Among the lines below, list those containing the string "heading".
DATASET RECORDS below:
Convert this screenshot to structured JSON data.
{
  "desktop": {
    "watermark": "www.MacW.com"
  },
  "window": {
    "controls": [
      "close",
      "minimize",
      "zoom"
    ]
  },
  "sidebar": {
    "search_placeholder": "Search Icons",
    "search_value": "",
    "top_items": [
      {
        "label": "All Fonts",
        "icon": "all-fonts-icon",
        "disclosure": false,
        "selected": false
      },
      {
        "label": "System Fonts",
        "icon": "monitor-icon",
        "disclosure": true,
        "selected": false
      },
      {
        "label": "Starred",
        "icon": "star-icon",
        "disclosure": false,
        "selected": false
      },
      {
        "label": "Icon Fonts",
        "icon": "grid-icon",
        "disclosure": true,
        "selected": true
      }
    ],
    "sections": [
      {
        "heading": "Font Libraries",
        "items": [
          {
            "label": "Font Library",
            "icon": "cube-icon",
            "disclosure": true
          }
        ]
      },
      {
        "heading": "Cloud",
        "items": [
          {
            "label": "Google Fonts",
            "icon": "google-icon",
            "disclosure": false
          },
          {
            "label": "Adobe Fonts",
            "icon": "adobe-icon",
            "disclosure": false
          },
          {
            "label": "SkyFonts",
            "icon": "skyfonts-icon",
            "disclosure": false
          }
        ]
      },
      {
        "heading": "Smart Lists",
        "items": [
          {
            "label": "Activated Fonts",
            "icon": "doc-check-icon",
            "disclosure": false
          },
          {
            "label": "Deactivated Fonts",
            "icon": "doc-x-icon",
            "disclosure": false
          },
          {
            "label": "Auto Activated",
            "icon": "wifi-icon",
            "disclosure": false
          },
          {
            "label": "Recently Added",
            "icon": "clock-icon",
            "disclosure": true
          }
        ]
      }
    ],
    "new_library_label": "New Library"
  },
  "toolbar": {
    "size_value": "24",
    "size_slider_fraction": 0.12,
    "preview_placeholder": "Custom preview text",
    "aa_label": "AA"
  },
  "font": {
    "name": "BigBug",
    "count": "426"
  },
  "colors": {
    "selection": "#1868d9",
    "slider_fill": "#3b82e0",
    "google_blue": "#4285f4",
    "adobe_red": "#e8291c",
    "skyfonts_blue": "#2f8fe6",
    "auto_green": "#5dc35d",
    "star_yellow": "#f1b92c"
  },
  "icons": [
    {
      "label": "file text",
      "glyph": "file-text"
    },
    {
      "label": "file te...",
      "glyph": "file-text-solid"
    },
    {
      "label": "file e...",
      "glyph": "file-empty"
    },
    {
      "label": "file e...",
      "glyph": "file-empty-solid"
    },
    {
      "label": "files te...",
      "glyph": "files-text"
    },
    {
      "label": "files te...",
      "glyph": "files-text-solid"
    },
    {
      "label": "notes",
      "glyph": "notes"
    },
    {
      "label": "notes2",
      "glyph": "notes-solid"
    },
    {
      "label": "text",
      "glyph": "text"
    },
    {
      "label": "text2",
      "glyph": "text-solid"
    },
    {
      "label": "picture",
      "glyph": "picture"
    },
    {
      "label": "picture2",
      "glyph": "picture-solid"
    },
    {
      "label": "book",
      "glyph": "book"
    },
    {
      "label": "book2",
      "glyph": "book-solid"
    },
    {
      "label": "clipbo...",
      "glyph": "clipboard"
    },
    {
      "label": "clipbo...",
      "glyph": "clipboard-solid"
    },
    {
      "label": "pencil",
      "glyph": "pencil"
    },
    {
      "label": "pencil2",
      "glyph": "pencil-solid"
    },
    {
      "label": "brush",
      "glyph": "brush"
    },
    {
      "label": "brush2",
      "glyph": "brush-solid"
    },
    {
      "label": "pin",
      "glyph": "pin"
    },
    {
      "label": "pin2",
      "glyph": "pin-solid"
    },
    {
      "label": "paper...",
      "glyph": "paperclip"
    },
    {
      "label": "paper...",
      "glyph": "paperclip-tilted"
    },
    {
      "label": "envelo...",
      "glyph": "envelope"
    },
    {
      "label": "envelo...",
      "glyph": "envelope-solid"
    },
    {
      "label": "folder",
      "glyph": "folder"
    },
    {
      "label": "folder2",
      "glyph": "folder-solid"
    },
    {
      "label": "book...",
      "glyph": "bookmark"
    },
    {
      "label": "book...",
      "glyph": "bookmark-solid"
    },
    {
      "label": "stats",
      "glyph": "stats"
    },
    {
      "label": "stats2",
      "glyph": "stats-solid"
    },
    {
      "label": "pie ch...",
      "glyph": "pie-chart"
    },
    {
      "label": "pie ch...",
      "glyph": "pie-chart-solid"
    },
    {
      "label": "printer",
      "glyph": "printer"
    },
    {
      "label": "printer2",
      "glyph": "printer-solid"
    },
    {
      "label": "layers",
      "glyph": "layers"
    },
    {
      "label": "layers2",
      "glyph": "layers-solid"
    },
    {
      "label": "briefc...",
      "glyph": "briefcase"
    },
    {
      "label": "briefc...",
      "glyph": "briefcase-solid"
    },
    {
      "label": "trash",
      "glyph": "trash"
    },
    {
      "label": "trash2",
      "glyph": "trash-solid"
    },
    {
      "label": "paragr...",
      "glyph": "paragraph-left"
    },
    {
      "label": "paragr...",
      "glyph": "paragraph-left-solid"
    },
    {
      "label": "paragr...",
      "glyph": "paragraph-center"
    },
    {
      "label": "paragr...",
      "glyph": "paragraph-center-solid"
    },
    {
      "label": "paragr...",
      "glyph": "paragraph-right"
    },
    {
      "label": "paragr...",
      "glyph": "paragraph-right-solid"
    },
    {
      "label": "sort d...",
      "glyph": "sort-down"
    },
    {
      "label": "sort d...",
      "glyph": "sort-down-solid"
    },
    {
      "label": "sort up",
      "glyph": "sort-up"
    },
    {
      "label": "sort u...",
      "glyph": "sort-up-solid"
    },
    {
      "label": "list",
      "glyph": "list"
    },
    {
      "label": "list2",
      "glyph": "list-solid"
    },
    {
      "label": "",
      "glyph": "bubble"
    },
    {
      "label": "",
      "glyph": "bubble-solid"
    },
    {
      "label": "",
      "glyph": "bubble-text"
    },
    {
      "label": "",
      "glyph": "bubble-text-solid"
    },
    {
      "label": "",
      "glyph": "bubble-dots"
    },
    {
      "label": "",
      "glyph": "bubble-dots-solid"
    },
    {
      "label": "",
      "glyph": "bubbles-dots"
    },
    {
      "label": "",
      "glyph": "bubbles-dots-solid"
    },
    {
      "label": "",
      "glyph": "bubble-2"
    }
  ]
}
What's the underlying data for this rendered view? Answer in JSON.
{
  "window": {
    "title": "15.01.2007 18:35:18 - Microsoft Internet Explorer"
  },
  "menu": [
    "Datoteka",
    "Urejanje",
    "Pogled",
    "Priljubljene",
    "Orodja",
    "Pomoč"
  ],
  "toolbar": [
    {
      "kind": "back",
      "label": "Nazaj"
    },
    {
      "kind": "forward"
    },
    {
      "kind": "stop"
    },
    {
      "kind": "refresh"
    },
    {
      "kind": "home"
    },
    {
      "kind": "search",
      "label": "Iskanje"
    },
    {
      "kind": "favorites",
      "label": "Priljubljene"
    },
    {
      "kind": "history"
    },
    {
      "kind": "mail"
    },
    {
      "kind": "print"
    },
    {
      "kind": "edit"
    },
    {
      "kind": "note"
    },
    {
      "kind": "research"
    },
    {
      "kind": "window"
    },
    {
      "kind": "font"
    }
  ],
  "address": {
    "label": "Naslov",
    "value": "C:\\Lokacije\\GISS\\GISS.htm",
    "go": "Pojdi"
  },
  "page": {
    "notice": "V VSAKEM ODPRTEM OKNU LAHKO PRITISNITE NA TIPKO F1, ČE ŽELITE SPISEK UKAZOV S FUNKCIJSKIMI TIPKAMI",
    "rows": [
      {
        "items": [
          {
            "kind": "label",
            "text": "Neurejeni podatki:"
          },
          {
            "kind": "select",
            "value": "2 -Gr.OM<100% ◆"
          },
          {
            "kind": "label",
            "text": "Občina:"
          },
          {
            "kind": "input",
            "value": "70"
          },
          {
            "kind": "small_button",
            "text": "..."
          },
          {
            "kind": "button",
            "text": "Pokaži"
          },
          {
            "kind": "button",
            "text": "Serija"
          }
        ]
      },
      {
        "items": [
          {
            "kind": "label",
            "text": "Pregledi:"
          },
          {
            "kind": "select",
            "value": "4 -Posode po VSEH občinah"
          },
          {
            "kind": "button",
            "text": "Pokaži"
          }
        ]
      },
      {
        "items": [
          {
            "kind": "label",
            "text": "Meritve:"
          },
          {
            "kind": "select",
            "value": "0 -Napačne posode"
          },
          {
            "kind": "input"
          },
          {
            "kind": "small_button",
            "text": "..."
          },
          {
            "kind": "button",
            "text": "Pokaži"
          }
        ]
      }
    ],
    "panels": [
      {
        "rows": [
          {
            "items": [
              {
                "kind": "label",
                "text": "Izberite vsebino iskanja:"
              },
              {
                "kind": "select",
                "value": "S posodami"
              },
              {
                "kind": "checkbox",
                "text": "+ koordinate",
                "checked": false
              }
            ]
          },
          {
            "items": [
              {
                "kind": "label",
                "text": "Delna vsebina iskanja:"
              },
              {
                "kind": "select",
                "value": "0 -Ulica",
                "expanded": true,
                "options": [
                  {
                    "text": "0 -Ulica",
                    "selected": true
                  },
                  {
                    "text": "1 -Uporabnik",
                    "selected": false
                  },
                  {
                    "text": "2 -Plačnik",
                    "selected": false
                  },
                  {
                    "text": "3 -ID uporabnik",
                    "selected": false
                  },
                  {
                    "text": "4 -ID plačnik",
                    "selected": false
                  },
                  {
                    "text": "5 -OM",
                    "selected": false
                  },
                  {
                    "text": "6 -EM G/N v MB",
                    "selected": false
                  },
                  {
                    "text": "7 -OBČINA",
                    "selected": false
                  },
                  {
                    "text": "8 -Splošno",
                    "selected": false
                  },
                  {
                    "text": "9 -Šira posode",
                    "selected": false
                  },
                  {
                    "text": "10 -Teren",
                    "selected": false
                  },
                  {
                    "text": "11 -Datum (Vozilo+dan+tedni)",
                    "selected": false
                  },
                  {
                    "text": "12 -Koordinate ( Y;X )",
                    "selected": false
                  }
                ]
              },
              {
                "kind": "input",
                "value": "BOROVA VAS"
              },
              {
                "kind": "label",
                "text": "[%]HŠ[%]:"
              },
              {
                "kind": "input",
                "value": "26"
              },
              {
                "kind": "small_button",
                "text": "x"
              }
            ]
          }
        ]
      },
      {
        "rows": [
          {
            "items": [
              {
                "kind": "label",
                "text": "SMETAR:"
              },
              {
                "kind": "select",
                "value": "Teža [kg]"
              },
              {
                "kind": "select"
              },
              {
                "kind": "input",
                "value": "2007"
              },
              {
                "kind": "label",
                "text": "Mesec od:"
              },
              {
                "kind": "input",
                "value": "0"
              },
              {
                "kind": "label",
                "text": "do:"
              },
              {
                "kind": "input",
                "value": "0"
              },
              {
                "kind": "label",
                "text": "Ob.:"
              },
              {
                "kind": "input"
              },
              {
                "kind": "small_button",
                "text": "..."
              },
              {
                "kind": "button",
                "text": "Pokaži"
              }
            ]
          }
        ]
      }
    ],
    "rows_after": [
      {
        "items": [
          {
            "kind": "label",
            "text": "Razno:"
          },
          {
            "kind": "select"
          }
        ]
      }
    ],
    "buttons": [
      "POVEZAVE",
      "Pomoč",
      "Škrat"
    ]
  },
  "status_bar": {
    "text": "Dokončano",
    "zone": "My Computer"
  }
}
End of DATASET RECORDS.
ANSWER SPACE
        "heading": "Font Libraries",
        "heading": "Cloud",
        "heading": "Smart Lists",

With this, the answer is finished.